“The cool thing about this part of the world,” she continues, “is the sheer number of endemic species. They exist here and nowhere else on the planet.”
It was this very thing – the existence of life unique to Baja – that drew marine biologist Ed Ricketts to the region in 1940, along with his dear friend, the novelist John Steinbeck. Their six-week expedition resulted in a research text/travelogue hybrid called The Log from the Sea of Cortez. If dinner conversation was any indication, I was far from the only person aboard to review the book prior to embarkation.
Food on the Endeavour is plentiful, gorgeously prepared and as local as possible. Indeed, the cook caps off each sitting with a presentation on what we might expect at the next meal, delivered in language so loving as to border on poetic.

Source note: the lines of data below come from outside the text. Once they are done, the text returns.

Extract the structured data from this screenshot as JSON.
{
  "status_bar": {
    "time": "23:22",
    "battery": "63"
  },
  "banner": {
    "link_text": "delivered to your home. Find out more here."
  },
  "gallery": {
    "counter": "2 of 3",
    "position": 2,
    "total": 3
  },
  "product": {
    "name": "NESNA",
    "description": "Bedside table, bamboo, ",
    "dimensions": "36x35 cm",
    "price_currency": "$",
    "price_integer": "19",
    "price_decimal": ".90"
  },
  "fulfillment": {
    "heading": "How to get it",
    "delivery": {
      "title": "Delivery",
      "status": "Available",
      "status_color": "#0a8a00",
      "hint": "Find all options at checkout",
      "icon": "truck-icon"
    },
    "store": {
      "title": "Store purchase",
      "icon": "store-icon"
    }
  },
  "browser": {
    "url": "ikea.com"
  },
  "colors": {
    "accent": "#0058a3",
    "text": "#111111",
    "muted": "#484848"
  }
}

Meat and fish (and, yes, vegetarian options) are wrapped in an alchemy of indigenous ingredients, massaged perhaps and garnished with colour and fragrance.
“What was that herb he mentioned?” asks a tablemate. “Is it endemic to Baja?”
Steinbeck would have been prepared to encounter unique flora and fauna, but Baja also inspired him to meditate on the pace of life and work. ‘[T]he speed and tempo and tone of modern writing might be built on the nervous clacking of a typewriter,’ he wrote back in 1940. I wonder what he would make of the endless neurotic scrolling brought on by the internet. The Endeavour’s itinerary is dynamic (“we change for wind, wildlife and whimsy,” the expedition leader tells us), but the region is remote – there is no WiFi.